Question - In a controlled corporate environment with DLP solutions monitoring the HTTP and Email traffic, how would you perform data exfiltration during a Red Team Pentest ?
‘One’ of the answers would be to use social networking sites, let’s look at Facebook in this post.
Data exfiltration using Facebook (FB) and the like is nothing new. There has been various instances where these networks have been used as C&C, data receivers etc..
Why are social networking sites a good option - one major reason is that they are loosely controlled (not blocked in many organizations - is LinkedIn blocked at your workplace?)
FB allows 63,206 characters in a single post, which is quite cool. So can we use that as a receiver, i.e, post data to a FB post from a corporate environment and then retrieve it from outside??
Ok, as some of you are already thinking - that would mean giving up the data to Facebook. Solution - Use Encryption - encrypt the data using AES or similar and then post to FB. (Maybe?)
Well, 63,206 is not a big number. What if I want to send out a bigger file? - Split the file into chunks, say 50,000 characters into each post. Finally combine all of them.
Surely you don’t want to login to your personal Facebook to paste data to your wall (!). Let’s use Facebook APIs.
Now, I would assume that it is not always ASCII data that we would want to send out. E.g. Zip archives, image files or anything for that reason. So what do you do?
The approach I took is as below:
Read the file in binary mode –> Do a base-64 encoding of the binary data which gives the ascii version –> split them up as necessary and post to FB using API from inside the corporate network –> Retrieve the data from the (multiple) FB posts from outside and combine them –> do the base-64 decoding –> write the output in binary mode to file –> BINGO !!
Now, one thing you can also do is to Unpublish the Page / control the viewing to which you are making the post. That way, it will ensure that only the Page owner can view the posted data.
Red Team scenario
I would like to present the usage through a Red team exercise scenario where the task is to perform exfiltration of a sample file (of the order a few KBs magnitude). There is nothing to prevent the same method from being used to send out a large file; for the sake of the PoC, I will keep it simple. :)
- During a Red team exercise, you get access to a machine from where the data (file) needs to be pulled. Imagine that the DLP solutions would detect you from sending out data via webmail, file upload solutions and the only open ports for outside access are 80 and 443. Definitely you don’t want to risk detection on port 80.
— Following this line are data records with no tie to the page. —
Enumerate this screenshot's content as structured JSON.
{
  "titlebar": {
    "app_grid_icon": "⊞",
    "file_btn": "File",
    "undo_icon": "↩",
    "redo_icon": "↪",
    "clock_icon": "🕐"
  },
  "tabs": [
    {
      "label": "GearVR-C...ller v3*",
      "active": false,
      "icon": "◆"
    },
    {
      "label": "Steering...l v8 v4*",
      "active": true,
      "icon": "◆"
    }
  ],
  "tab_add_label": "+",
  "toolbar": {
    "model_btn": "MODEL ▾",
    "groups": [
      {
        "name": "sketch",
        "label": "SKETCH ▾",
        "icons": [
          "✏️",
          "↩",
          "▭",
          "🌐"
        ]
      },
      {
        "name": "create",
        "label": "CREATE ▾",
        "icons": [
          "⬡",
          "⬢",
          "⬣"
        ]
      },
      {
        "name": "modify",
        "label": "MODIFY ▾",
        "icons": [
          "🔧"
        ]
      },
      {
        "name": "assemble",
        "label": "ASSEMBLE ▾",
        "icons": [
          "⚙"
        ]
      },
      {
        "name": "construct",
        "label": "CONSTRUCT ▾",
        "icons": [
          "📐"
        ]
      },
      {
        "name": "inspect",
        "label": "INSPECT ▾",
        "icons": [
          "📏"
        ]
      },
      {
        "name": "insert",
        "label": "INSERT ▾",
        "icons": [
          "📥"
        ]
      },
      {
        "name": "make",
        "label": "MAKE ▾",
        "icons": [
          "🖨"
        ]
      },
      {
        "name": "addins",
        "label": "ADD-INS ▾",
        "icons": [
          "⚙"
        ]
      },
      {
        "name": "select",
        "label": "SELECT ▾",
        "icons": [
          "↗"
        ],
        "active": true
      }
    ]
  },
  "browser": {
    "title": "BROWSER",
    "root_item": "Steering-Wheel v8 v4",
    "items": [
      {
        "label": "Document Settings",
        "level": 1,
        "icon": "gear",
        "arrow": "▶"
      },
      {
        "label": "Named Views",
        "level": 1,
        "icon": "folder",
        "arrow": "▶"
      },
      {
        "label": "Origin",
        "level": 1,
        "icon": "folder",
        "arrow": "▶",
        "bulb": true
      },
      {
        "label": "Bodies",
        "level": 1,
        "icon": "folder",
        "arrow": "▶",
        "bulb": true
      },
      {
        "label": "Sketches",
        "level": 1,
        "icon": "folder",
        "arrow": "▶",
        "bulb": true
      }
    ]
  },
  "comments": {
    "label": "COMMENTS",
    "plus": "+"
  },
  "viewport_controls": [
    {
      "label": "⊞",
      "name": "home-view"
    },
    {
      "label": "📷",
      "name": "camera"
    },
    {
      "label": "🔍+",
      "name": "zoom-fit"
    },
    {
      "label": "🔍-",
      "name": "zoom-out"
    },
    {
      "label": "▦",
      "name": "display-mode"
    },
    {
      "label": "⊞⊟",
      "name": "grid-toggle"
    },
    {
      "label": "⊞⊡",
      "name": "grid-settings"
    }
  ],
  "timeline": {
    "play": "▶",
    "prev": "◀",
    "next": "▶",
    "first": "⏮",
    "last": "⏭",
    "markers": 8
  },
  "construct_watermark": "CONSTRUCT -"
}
- That leaves us with port 443. Say for instance there is a whitelist policy in place that only allows access to specific websites and incidentally Facebook is one of them (!). [As a side note, the same method can be allowed to send out data by abusing APIs provided by other social media sites as well. Time to block LinkedIn API from corporate network? :) ]
- The method can be used as follows:
- Suppose the data to be sent out is in the form of a zip file (secret.zip) on the target system that we have access to.
- Read the zip file (I’m using Python for the PoC) in binary mode.
- Do a base-64 encode of the binary data
- Post the base-64 encode of the data to FB
- Retrieve the encoded data from outside the corporate network, again FB API can be used.
- Decode the base-64 encoded data to binary and write to file (zip)
The base for the Python scripts have been adopted from link 1 and link 2. All credits to the original work for making this simple.
Python script for data exfiltration - here
Python script for retrieving the FB post and writing to file - here
This also goes to demonstrate how Facebook APIs can be exploited for malicious purposes, e.g. a malware with API tokens that can post to a Facebook page / wall maintained by the bad guy.